Always an active volunteer
Wren said his wife was “a very well-rounded woman; a woman of many loves and people loved her back.”
Susan was always an active volunteer. When she lived in Mill Valley, she volunteered for Glide Memorial Church; was active with the Meals on Wheels group in Marin County; and started a business called Pets and Plants in the summer of 1982 with her friend Michelle Martin who, like Susan, was a flight attendant. She and Martin took care of plants and dogs and cats for those in southern Marin County. When they closed the business, after a couple of years, they had helped some 250 households, according to the San Francisco Business Journal, which wrote up the story in April 1983.

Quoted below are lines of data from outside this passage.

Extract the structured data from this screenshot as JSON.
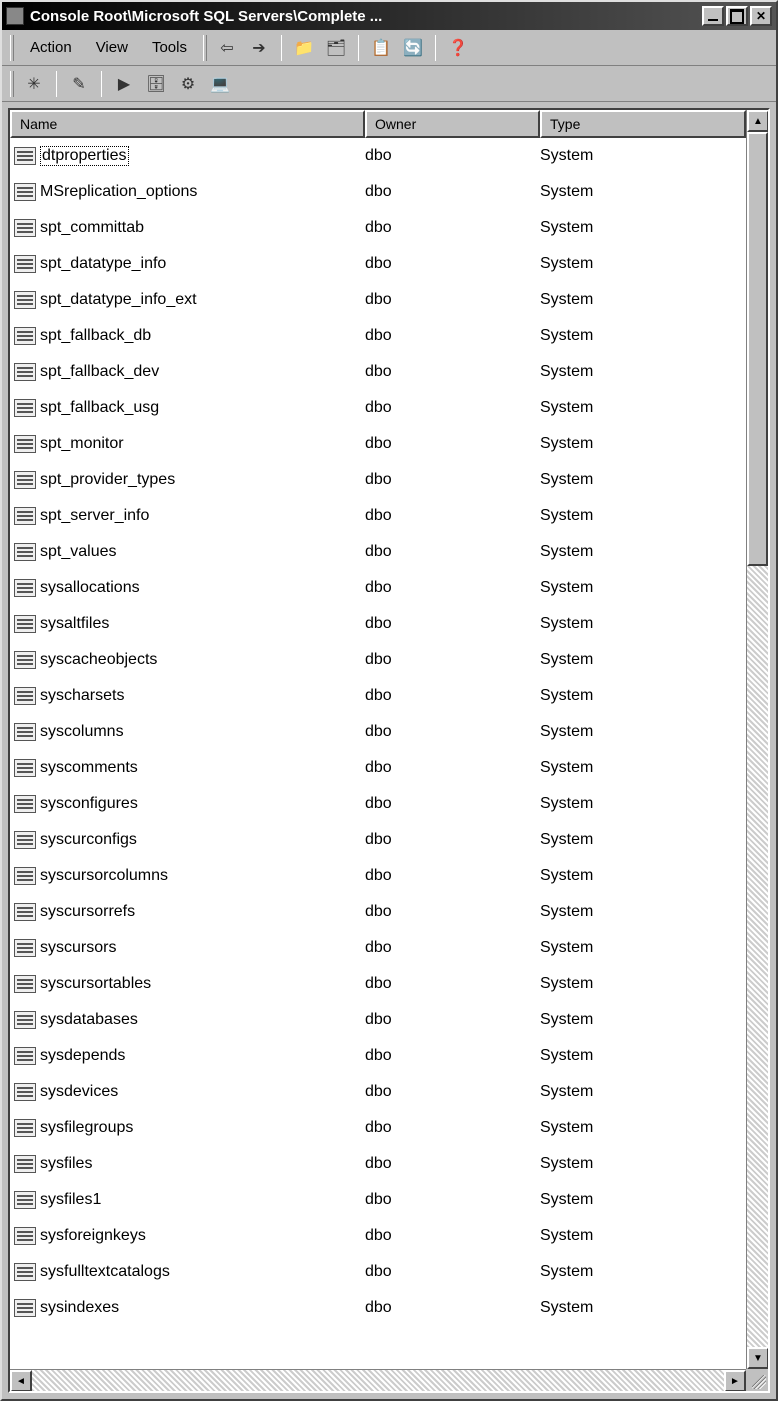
{
  "window": {
    "title": "Console Root\\Microsoft SQL Servers\\Complete ..."
  },
  "menu": {
    "action": "Action",
    "view": "View",
    "tools": "Tools"
  },
  "toolbar_icons": {
    "back": "back-arrow-icon",
    "forward": "forward-arrow-icon",
    "up": "up-folder-icon",
    "show": "list-icon",
    "properties": "properties-icon",
    "refresh": "refresh-icon",
    "help": "help-icon"
  },
  "toolbar2_icons": {
    "new": "new-sparkle-icon",
    "wand": "wand-icon",
    "run": "run-db-icon",
    "db": "database-icon",
    "service": "service-icon",
    "query": "query-icon"
  },
  "columns": {
    "name": "Name",
    "owner": "Owner",
    "type": "Type"
  },
  "rows": [
    {
      "name": "dtproperties",
      "owner": "dbo",
      "type": "System",
      "selected": true
    },
    {
      "name": "MSreplication_options",
      "owner": "dbo",
      "type": "System"
    },
    {
      "name": "spt_committab",
      "owner": "dbo",
      "type": "System"
    },
    {
      "name": "spt_datatype_info",
      "owner": "dbo",
      "type": "System"
    },
    {
      "name": "spt_datatype_info_ext",
      "owner": "dbo",
      "type": "System"
    },
    {
      "name": "spt_fallback_db",
      "owner": "dbo",
      "type": "System"
    },
    {
      "name": "spt_fallback_dev",
      "owner": "dbo",
      "type": "System"
    },
    {
      "name": "spt_fallback_usg",
      "owner": "dbo",
      "type": "System"
    },
    {
      "name": "spt_monitor",
      "owner": "dbo",
      "type": "System"
    },
    {
      "name": "spt_provider_types",
      "owner": "dbo",
      "type": "System"
    },
    {
      "name": "spt_server_info",
      "owner": "dbo",
      "type": "System"
    },
    {
      "name": "spt_values",
      "owner": "dbo",
      "type": "System"
    },
    {
      "name": "sysallocations",
      "owner": "dbo",
      "type": "System"
    },
    {
      "name": "sysaltfiles",
      "owner": "dbo",
      "type": "System"
    },
    {
      "name": "syscacheobjects",
      "owner": "dbo",
      "type": "System"
    },
    {
      "name": "syscharsets",
      "owner": "dbo",
      "type": "System"
    },
    {
      "name": "syscolumns",
      "owner": "dbo",
      "type": "System"
    },
    {
      "name": "syscomments",
      "owner": "dbo",
      "type": "System"
    },
    {
      "name": "sysconfigures",
      "owner": "dbo",
      "type": "System"
    },
    {
      "name": "syscurconfigs",
      "owner": "dbo",
      "type": "System"
    },
    {
      "name": "syscursorcolumns",
      "owner": "dbo",
      "type": "System"
    },
    {
      "name": "syscursorrefs",
      "owner": "dbo",
      "type": "System"
    },
    {
      "name": "syscursors",
      "owner": "dbo",
      "type": "System"
    },
    {
      "name": "syscursortables",
      "owner": "dbo",
      "type": "System"
    },
    {
      "name": "sysdatabases",
      "owner": "dbo",
      "type": "System"
    },
    {
      "name": "sysdepends",
      "owner": "dbo",
      "type": "System"
    },
    {
      "name": "sysdevices",
      "owner": "dbo",
      "type": "System"
    },
    {
      "name": "sysfilegroups",
      "owner": "dbo",
      "type": "System"
    },
    {
      "name": "sysfiles",
      "owner": "dbo",
      "type": "System"
    },
    {
      "name": "sysfiles1",
      "owner": "dbo",
      "type": "System"
    },
    {
      "name": "sysforeignkeys",
      "owner": "dbo",
      "type": "System"
    },
    {
      "name": "sysfulltextcatalogs",
      "owner": "dbo",
      "type": "System"
    },
    {
      "name": "sysindexes",
      "owner": "dbo",
      "type": "System"
    }
  ],
  "scrollbar": {
    "thumb_ratio": 0.55
  }
}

Susan moved from Mill Valley to the Napa Valley in 1990 and a few years later, she bought property on Spring Street from Harold Smith.
“She created that lot and built that home on her own, while she was flying around the world,” Wren said, explaining that Susan spent many years as a flight attendant. “Somehow she would get some group to do the framing, to do this and do that and she would come back to supervise. She acted as her own general contractor, Wren said, and worked with a local draftsman to create what he calls “a lovely home.”
A flight attendant
Teddy Kennedy was a college roommate of John V. Tunney, who was the youngest son of fighter Gene Tunney. Susan was sent to California to work for Tunney for his campaign for the U.S. House of Representatives in 1965. After a year, she got tired of politics and became a flight attendant, first for Pacific Air Lines, working on routes from Bakersfield to Yuba City, her husband said.
Later she worked for Northwest Airlines and had worked for Delta Airlines up until her death. Her home base was San Francisco and Susan loved the international flights, traveling to her favorite cities in the Far East, including Tokyo, Singapore and especially Bangkok.
Wren said he and Susan had many wonderful trips together.
“My favorite of all the places was Bermuda,” he said. “I had never been to Bermuda in my life and probably would never have gone but there was a crazy Delta route and we used to go all the time. We would go to Bermuda, go to Honolulu, go to Bangkok together.”
At her death, Susan had been a flight attendant for 51 years and out of some 20,000 Delta flight attendants, she was the most senior flight attendant based in San Francisco.
Susan loved being a flight attendant and loved the people she’d worked with for many years.
“They knew one another and they just loved each other,” Wren said. “Susan went to San Francisco, to meet her pals and have lunch” about once a month, he said. “That airline group is where her lifeblood is, her solid friends. They will put on a big celebration of her life, which will be a blowout,” Wren said.
Doctors first diagnosed Susan with cancer in November 2008 and after a year of chemotherapy and radiation treatments, Wren said, “We thought we had beat” the cancer.
After Susan’s death, one of her friends, Martha Naber, wrote to Bill Wren: “I remember many things about Susan, her love of animals, especially cats, her lively conversations, generous and giving spirit and her love of a party. But what I will remember most is how you gave her the opportunity to be at home as she wanted, what good care you took of her and how you made her last days so comfortable and full of love.
“The last day we visited, Susan was so calm and peaceful. Sitting up in her bed looking out over her beautiful yard, able to see the deer, birds and all the animals she cared about. She reached over to you and held your hand on her shoulder. As you looked at each other I was so touched by the expression of love on both your faces. It was truly a beautiful moment and a lasting memory.”